Geothermal systems are among the most efficient and comfortable heating and cooling technologies available, according to the U.S. Department of Energy, because they use the earth’s natural ability to supply or absorb heat at extremely high efficiencies. Geothermal systems are commonly used to provide heating and cooling to homes, schools, hospitals, as well as commercial and government buildings.
Geothermal systems take a fundamentally different approach to heating and cooling than conventional systems. Unlike conventional furnaces—which create heat by burning a fuel such as natural gas, propane, or fuel oil—GHP systems don’t create heat, so there’s no chemical combustion. Instead, geothermal systems move heat (thermal energy) stored in the earth or groundwater to the building during winter and remove heat from the building to the earth or groundwater during summer months.
What are the cost benefits of geothermal?
Even though the installation price of a geothermal system is more than that of conventional heating and cooling systems of the same capacity, the energy savings are significantly lower and therefore will offset the higher installation costs over time.
When the cost of a Geothermal system is included in a mortgage, your investment should produce a positive cash flow from the beginning. In other words, the extra cost of the Geothermal system to the total mortgage payment will likely be exceeded by energy cost savings over the course of each year.
Learn about various financing options by going to the U.S. Environmental Protection Agency’s Energy Star website.
Are there financial incentives to installing a Geothermal system?
Geothermal systems installed in new or existing homes by Dec. 31, 2016, are eligible for a 30 percent federal tax credit.
What are the maintenance requirements of a Geothermal system?
System life is estimated at 25 years for the inside components and 50-plus years for the ground loop, according to the U.S. Department of Energy.

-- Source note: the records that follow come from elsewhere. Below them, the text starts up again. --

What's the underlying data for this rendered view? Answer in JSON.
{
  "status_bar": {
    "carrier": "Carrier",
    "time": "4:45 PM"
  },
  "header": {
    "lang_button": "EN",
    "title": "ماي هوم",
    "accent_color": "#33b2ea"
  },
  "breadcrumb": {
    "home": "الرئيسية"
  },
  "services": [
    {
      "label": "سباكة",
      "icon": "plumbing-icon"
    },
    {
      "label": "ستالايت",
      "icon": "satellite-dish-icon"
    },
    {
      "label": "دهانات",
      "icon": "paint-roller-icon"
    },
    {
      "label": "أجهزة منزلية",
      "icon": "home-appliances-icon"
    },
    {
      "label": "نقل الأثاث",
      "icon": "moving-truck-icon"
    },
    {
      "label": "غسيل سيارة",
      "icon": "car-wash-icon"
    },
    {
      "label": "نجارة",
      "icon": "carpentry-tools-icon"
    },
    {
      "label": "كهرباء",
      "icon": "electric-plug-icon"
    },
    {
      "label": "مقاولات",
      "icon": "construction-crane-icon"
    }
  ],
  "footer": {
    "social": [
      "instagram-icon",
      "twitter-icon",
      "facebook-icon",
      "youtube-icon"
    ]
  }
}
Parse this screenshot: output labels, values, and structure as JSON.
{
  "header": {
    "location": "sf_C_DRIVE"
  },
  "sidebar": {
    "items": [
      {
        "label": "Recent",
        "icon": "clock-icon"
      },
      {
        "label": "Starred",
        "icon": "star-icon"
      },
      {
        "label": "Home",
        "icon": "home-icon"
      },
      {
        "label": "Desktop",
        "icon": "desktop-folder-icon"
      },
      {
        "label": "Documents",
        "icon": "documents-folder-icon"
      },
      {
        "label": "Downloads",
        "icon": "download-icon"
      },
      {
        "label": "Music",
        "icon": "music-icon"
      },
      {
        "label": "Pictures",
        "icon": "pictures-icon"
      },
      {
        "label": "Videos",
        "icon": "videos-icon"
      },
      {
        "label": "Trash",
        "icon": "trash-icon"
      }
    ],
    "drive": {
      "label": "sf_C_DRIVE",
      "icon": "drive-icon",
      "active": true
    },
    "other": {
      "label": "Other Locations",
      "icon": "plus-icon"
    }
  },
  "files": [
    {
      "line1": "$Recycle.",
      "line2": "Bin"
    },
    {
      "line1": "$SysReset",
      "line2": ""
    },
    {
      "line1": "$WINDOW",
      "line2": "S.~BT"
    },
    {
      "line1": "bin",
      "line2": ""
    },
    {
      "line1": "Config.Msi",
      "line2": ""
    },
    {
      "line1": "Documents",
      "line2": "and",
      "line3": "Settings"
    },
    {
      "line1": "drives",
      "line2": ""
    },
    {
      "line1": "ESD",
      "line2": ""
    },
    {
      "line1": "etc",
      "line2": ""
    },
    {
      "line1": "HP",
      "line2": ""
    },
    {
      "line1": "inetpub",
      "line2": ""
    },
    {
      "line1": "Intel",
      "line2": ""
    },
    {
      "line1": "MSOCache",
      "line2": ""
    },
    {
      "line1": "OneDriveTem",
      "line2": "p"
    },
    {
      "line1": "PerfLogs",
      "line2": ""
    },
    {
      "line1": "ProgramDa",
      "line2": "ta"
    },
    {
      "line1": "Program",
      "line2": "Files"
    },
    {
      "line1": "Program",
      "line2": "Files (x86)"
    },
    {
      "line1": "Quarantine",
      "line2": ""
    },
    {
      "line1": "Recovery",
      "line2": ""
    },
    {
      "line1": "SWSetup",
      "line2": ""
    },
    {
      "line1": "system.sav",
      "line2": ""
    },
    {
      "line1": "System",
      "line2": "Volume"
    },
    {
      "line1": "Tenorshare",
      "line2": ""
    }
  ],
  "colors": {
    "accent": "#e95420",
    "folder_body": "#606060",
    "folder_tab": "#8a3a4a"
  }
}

Geothermal systems have relatively few moving parts and those parts are sheltered inside a building, so the systems are durable and highly reliable. Geothermal systems usually have no outside compressors, so they are not susceptible to vandalism.
To learn more about choosing and installing a geothermal heat pump system, visit the U.S. Department of Energy website.